On Oct. 21, 1979 Jimmy Carter allowed the deposed Shah Mohammed Reza Pahlavi of Iran to enter the U.S. to receive medical treatment for cancer. This humanitarian action towards a single immigrant exacerbated tensions with Iran’s new revolutionary government, led by Ayotollah Ruhollah Khomeini. On Nov. 4, a group of students and others inspired by Khomeini stormed the U.S. embassy in Tehran, taking dozens of hostages.
At the height of the hostage crisis at the U.S. Embassy in Iran, President Jimmy Carter ordered a broad set of sanctions on Iran, including the cancellation of U.S.-Iranian visas. Under the order, Carter stated that “We will not reissue visas, nor will we issue new visas, except for compelling and proven humanitarian reasons or where the national interest of our own country requires.”
The first Iranian to become a U.S. citizen was Mirza Mohammad Ali (also known as Hajj Sayyah), in 1875. Hajj Sayah was a world traveller who lived in the U.S. for a decade, and met with President U.S. Grant on several occasions.

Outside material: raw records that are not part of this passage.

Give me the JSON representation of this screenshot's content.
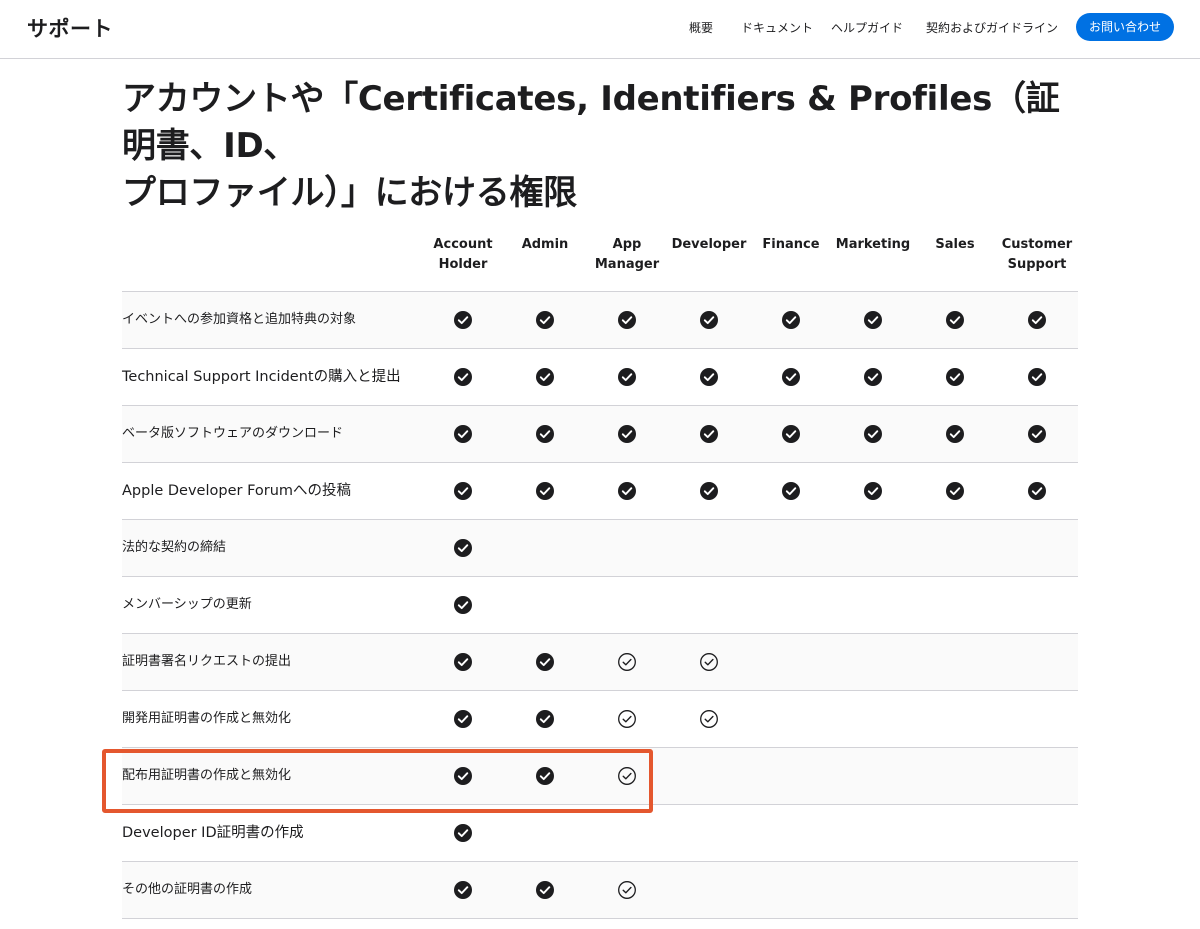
{
  "header": {
    "brand": "サポート",
    "nav": [
      "概要",
      "ドキュメント",
      "ヘルプガイド",
      "契約およびガイドライン"
    ],
    "contact_button": "お問い合わせ"
  },
  "page": {
    "title_line1": "アカウントや「Certificates, Identifiers & Profiles（証明書、ID、",
    "title_line2": "プロファイル）」における権限"
  },
  "table": {
    "columns": [
      "Account\nHolder",
      "Admin",
      "App\nManager",
      "Developer",
      "Finance",
      "Marketing",
      "Sales",
      "Customer\nSupport"
    ],
    "legend_values": {
      "full": "filled check",
      "partial": "outline check",
      "none": "empty"
    },
    "rows": [
      {
        "label": "イベントへの参加資格と追加特典の対象",
        "cells": [
          "full",
          "full",
          "full",
          "full",
          "full",
          "full",
          "full",
          "full"
        ]
      },
      {
        "label": "Technical Support Incidentの購入と提出",
        "cells": [
          "full",
          "full",
          "full",
          "full",
          "full",
          "full",
          "full",
          "full"
        ]
      },
      {
        "label": "ベータ版ソフトウェアのダウンロード",
        "cells": [
          "full",
          "full",
          "full",
          "full",
          "full",
          "full",
          "full",
          "full"
        ]
      },
      {
        "label": "Apple Developer Forumへの投稿",
        "cells": [
          "full",
          "full",
          "full",
          "full",
          "full",
          "full",
          "full",
          "full"
        ]
      },
      {
        "label": "法的な契約の締結",
        "cells": [
          "full",
          "none",
          "none",
          "none",
          "none",
          "none",
          "none",
          "none"
        ]
      },
      {
        "label": "メンバーシップの更新",
        "cells": [
          "full",
          "none",
          "none",
          "none",
          "none",
          "none",
          "none",
          "none"
        ]
      },
      {
        "label": "証明書署名リクエストの提出",
        "cells": [
          "full",
          "full",
          "partial",
          "partial",
          "none",
          "none",
          "none",
          "none"
        ]
      },
      {
        "label": "開発用証明書の作成と無効化",
        "cells": [
          "full",
          "full",
          "partial",
          "partial",
          "none",
          "none",
          "none",
          "none"
        ]
      },
      {
        "label": "配布用証明書の作成と無効化",
        "cells": [
          "full",
          "full",
          "partial",
          "none",
          "none",
          "none",
          "none",
          "none"
        ],
        "highlighted": true
      },
      {
        "label": "Developer ID証明書の作成",
        "cells": [
          "full",
          "none",
          "none",
          "none",
          "none",
          "none",
          "none",
          "none"
        ]
      },
      {
        "label": "その他の証明書の作成",
        "cells": [
          "full",
          "full",
          "partial",
          "none",
          "none",
          "none",
          "none",
          "none"
        ]
      }
    ]
  },
  "colors": {
    "accent": "#0071e3",
    "highlight": "#e4572e",
    "check": "#1d1d1f"
  }
}
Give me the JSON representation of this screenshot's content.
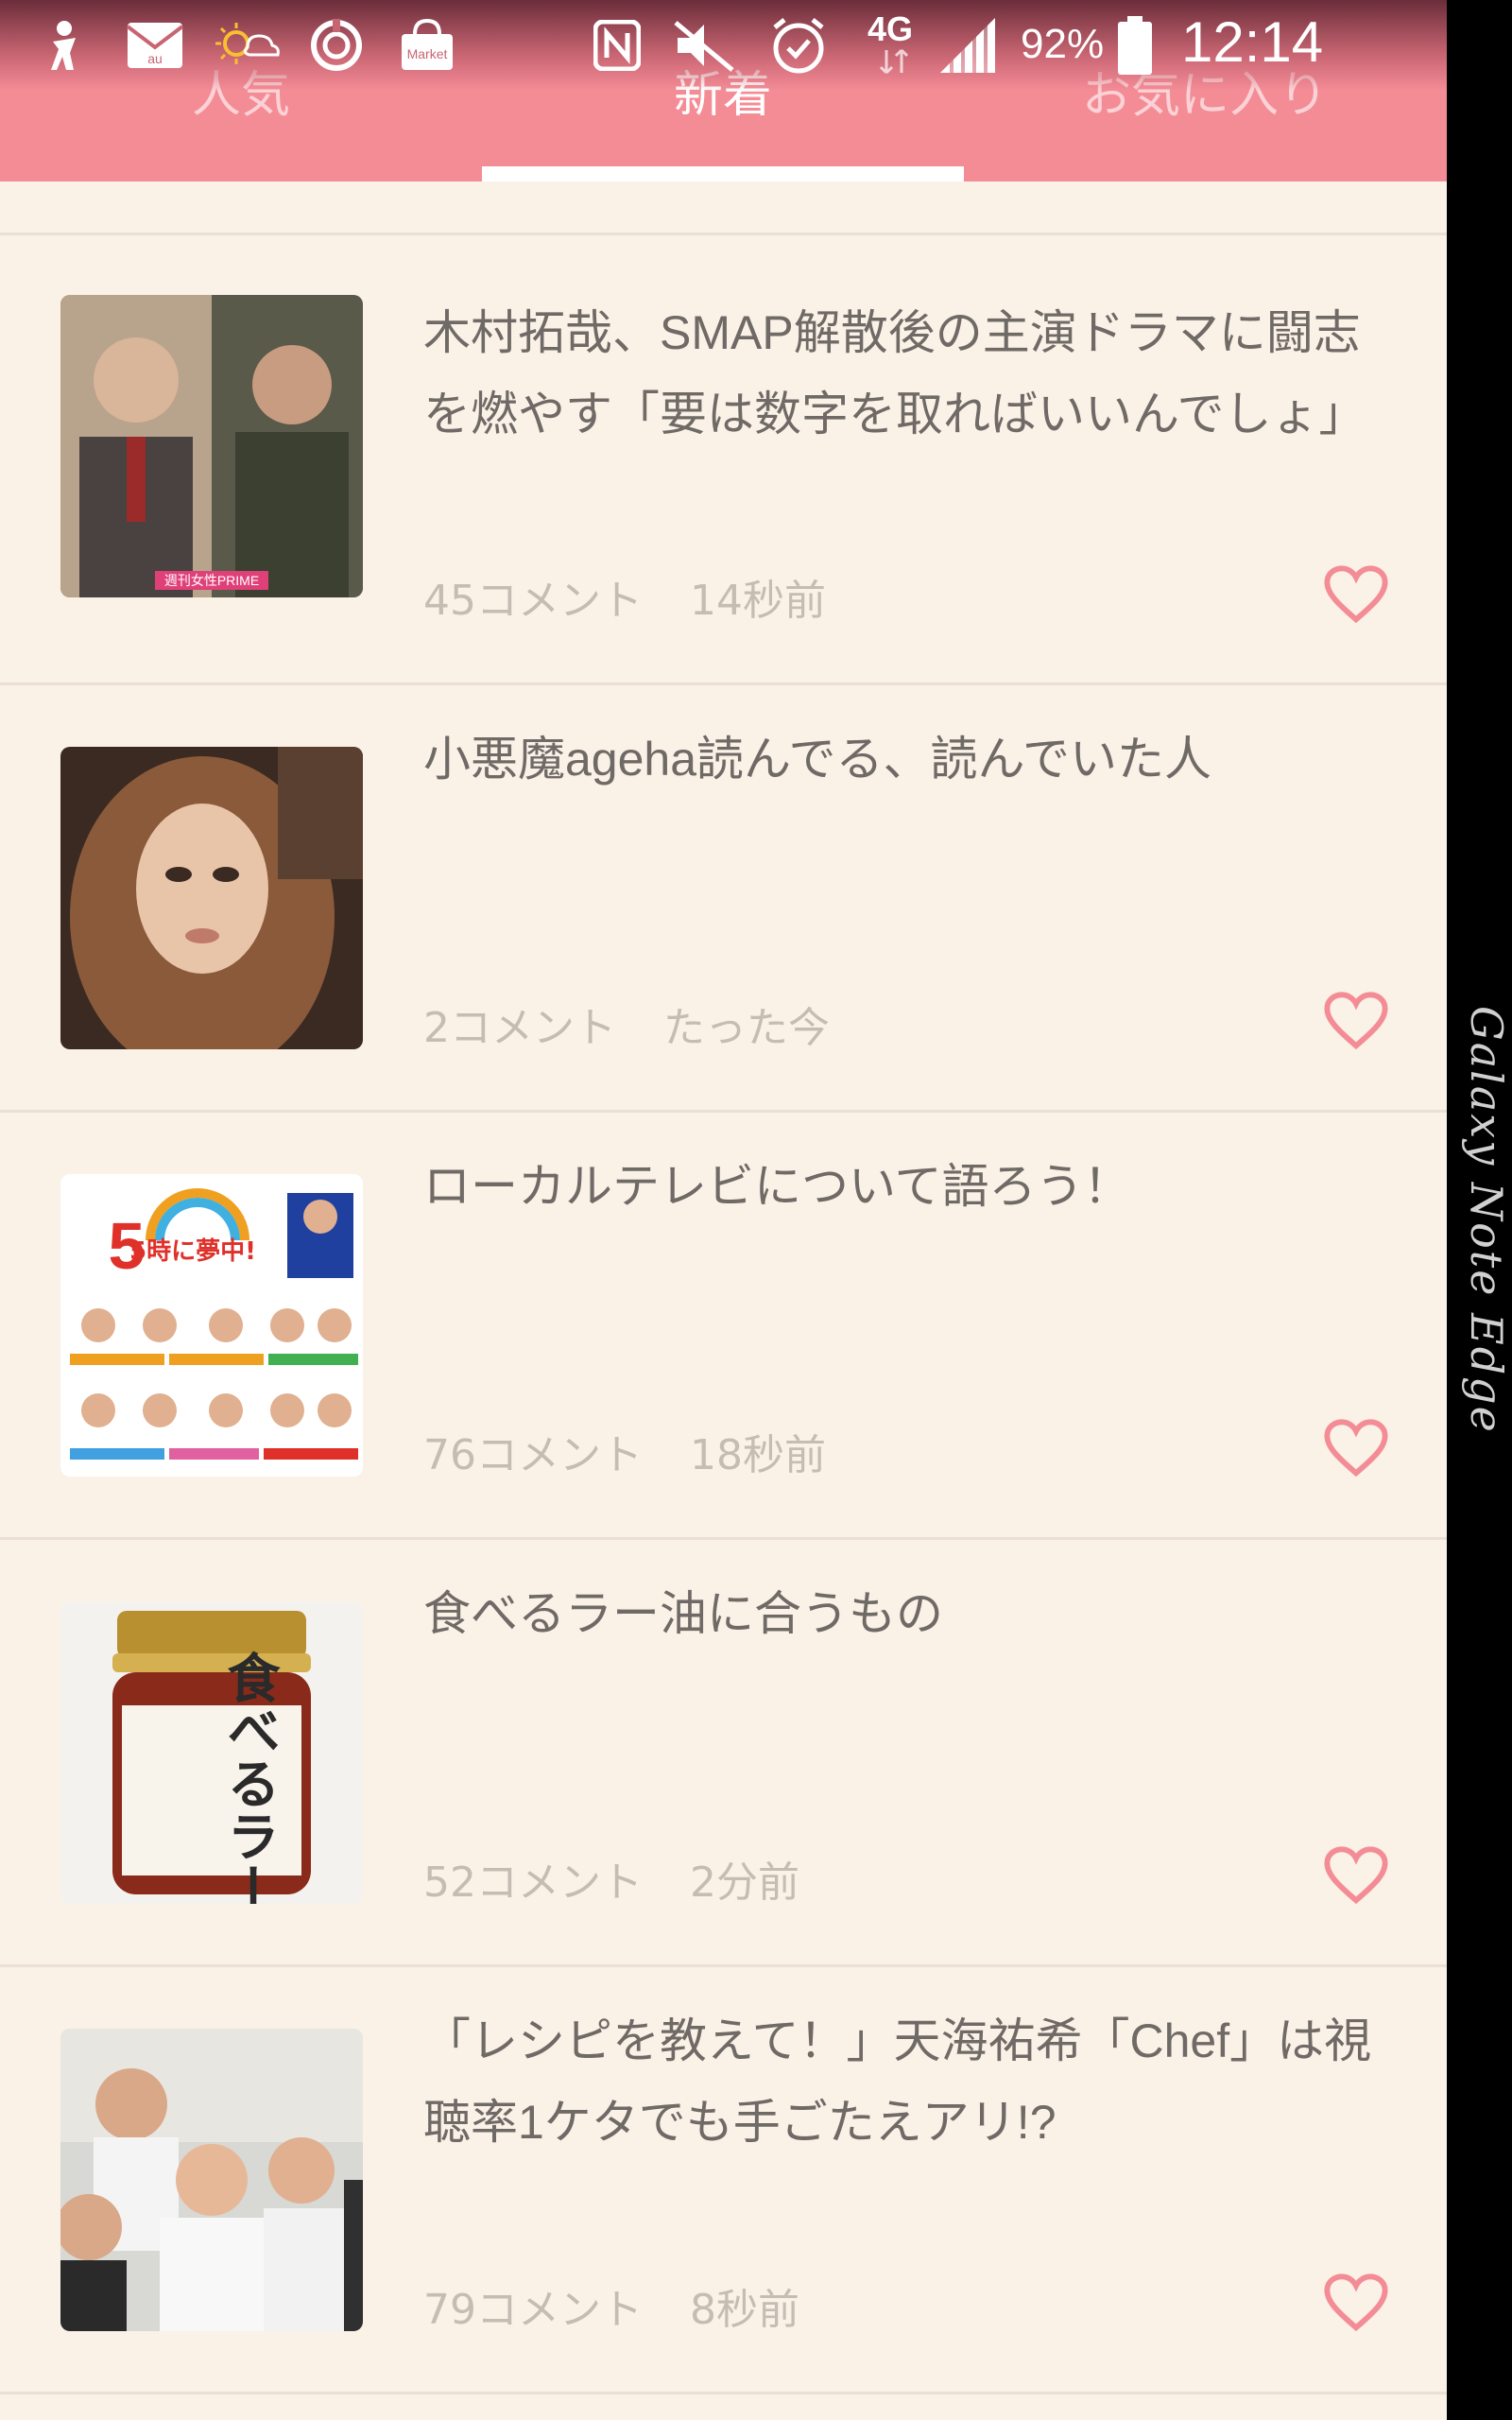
{
  "status_bar": {
    "carrier_icon": "au",
    "market_label": "Market",
    "network": "4G",
    "battery": "92%",
    "time": "12:14",
    "icons": [
      "figure-icon",
      "mail-icon",
      "weather-icon",
      "sync-icon",
      "market-icon",
      "nfc-icon",
      "mute-icon",
      "alarm-icon",
      "network-icon",
      "signal-icon",
      "battery-icon"
    ]
  },
  "tabs": [
    {
      "label": "人気",
      "active": false
    },
    {
      "label": "新着",
      "active": true
    },
    {
      "label": "お気に入り",
      "active": false
    }
  ],
  "edge_label": "Galaxy Note Edge",
  "colors": {
    "header": "#f48c96",
    "background": "#faf1e7",
    "heart": "#f48c96"
  },
  "feed": [
    {
      "title": "木村拓哉、SMAP解散後の主演ドラマに闘志を燃やす「要は数字を取ればいいんでしょ」",
      "comments": "45コメント",
      "time": "14秒前",
      "thumb_caption": "週刊女性PRIME"
    },
    {
      "title": "小悪魔ageha読んでる、読んでいた人",
      "comments": "2コメント",
      "time": "たった今"
    },
    {
      "title": "ローカルテレビについて語ろう！",
      "comments": "76コメント",
      "time": "18秒前",
      "thumb_caption": "5時に夢中!"
    },
    {
      "title": "食べるラー油に合うもの",
      "comments": "52コメント",
      "time": "2分前",
      "thumb_caption": "食べるラー油"
    },
    {
      "title": "「レシピを教えて！」天海祐希「Chef」は視聴率1ケタでも手ごたえアリ!?",
      "comments": "79コメント",
      "time": "8秒前"
    }
  ]
}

At the time of Carter’s sanctions, there were more than 50,000 Iranians in the U.S. on student visas. According to U.S. census figures there were 123,000 people of Iranian ancestry in the U.S. in 1980.